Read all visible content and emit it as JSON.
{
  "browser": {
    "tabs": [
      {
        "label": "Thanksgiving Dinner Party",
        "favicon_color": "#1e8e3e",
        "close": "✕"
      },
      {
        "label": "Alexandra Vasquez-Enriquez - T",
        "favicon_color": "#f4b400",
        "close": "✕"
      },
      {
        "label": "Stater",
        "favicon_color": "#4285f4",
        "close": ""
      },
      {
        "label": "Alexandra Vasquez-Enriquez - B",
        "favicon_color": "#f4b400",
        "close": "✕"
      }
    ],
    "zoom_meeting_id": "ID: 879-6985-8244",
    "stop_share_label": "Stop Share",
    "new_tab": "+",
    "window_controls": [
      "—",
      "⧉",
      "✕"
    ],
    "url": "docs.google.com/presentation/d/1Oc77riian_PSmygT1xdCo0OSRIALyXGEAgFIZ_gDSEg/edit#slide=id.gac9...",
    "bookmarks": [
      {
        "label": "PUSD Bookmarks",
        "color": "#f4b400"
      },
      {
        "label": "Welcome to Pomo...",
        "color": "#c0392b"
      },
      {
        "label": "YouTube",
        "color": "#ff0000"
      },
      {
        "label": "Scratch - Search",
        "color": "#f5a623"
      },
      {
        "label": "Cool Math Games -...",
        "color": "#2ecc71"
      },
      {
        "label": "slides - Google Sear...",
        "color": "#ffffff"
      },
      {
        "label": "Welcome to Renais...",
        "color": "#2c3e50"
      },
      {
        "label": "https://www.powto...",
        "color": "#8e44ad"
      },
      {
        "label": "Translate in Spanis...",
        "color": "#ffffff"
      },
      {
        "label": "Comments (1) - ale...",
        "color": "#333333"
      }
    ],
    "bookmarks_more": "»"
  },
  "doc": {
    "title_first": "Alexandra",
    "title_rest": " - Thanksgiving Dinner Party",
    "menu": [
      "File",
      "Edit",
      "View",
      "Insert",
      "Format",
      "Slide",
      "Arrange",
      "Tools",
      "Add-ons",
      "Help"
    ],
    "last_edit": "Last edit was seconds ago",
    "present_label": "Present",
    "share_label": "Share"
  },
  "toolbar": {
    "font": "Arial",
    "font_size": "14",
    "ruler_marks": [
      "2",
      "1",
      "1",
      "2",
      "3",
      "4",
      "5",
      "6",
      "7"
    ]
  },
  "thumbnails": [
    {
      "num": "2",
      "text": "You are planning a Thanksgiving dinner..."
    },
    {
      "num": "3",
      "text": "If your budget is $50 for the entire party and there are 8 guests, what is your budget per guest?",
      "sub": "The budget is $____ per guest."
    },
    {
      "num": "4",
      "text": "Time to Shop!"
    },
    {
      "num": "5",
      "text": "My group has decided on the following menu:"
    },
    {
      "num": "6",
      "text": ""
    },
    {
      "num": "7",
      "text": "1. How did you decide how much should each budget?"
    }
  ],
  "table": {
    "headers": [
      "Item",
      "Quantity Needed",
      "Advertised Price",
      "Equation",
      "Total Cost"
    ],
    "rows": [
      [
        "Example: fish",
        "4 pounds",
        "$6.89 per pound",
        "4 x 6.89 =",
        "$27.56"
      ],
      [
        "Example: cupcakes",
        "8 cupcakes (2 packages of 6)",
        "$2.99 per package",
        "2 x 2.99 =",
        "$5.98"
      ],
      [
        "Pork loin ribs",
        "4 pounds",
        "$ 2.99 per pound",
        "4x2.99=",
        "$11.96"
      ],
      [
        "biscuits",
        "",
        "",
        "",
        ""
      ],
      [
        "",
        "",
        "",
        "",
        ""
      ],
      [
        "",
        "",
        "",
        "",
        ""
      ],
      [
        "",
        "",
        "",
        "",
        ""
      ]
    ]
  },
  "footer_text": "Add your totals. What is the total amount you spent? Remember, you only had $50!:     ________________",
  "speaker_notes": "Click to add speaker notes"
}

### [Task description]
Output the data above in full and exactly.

### [Result of this exercise]
Read all visible content and emit it as JSON.
{
  "browser": {
    "tabs": [
      {
        "label": "Thanksgiving Dinner Party",
        "favicon_color": "#1e8e3e",
        "close": "✕"
      },
      {
        "label": "Alexandra Vasquez-Enriquez - T",
        "favicon_color": "#f4b400",
        "close": "✕"
      },
      {
        "label": "Stater",
        "favicon_color": "#4285f4",
        "close": ""
      },
      {
        "label": "Alexandra Vasquez-Enriquez - B",
        "favicon_color": "#f4b400",
        "close": "✕"
      }
    ],
    "zoom_meeting_id": "ID: 879-6985-8244",
    "stop_share_label": "Stop Share",
    "new_tab": "+",
    "window_controls": [
      "—",
      "⧉",
      "✕"
    ],
    "url": "docs.google.com/presentation/d/1Oc77riian_PSmygT1xdCo0OSRIALyXGEAgFIZ_gDSEg/edit#slide=id.gac9...",
    "bookmarks": [
      {
        "label": "PUSD Bookmarks",
        "color": "#f4b400"
      },
      {
        "label": "Welcome to Pomo...",
        "color": "#c0392b"
      },
      {
        "label": "YouTube",
        "color": "#ff0000"
      },
      {
        "label": "Scratch - Search",
        "color": "#f5a623"
      },
      {
        "label": "Cool Math Games -...",
        "color": "#2ecc71"
      },
      {
        "label": "slides - Google Sear...",
        "color": "#ffffff"
      },
      {
        "label": "Welcome to Renais...",
        "color": "#2c3e50"
      },
      {
        "label": "https://www.powto...",
        "color": "#8e44ad"
      },
      {
        "label": "Translate in Spanis...",
        "color": "#ffffff"
      },
      {
        "label": "Comments (1) - ale...",
        "color": "#333333"
      }
    ],
    "bookmarks_more": "»"
  },
  "doc": {
    "title_first": "Alexandra",
    "title_rest": " - Thanksgiving Dinner Party",
    "menu": [
      "File",
      "Edit",
      "View",
      "Insert",
      "Format",
      "Slide",
      "Arrange",
      "Tools",
      "Add-ons",
      "Help"
    ],
    "last_edit": "Last edit was seconds ago",
    "present_label": "Present",
    "share_label": "Share"
  },
  "toolbar": {
    "font": "Arial",
    "font_size": "14",
    "ruler_marks": [
      "2",
      "1",
      "1",
      "2",
      "3",
      "4",
      "5",
      "6",
      "7"
    ]
  },
  "thumbnails": [
    {
      "num": "2",
      "text": "You are planning a Thanksgiving dinner..."
    },
    {
      "num": "3",
      "text": "If your budget is $50 for the entire party and there are 8 guests, what is your budget per guest?",
      "sub": "The budget is $____ per guest."
    },
    {
      "num": "4",
      "text": "Time to Shop!"
    },
    {
      "num": "5",
      "text": "My group has decided on the following menu:"
    },
    {
      "num": "6",
      "text": ""
    },
    {
      "num": "7",
      "text": "1. How did you decide how much should each budget?"
    }
  ],
  "table": {
    "headers": [
      "Item",
      "Quantity Needed",
      "Advertised Price",
      "Equation",
      "Total Cost"
    ],
    "rows": [
      [
        "Example: fish",
        "4 pounds",
        "$6.89 per pound",
        "4 x 6.89 =",
        "$27.56"
      ],
      [
        "Example: cupcakes",
        "8 cupcakes (2 packages of 6)",
        "$2.99 per package",
        "2 x 2.99 =",
        "$5.98"
      ],
      [
        "Pork loin ribs",
        "4 pounds",
        "$ 2.99 per pound",
        "4x2.99=",
        "$11.96"
      ],
      [
        "biscuits",
        "",
        "",
        "",
        ""
      ],
      [
        "",
        "",
        "",
        "",
        ""
      ],
      [
        "",
        "",
        "",
        "",
        ""
      ],
      [
        "",
        "",
        "",
        "",
        ""
      ]
    ]
  },
  "footer_text": "Add your totals. What is the total amount you spent? Remember, you only had $50!:     ________________",
  "speaker_notes": "Click to add speaker notes"
}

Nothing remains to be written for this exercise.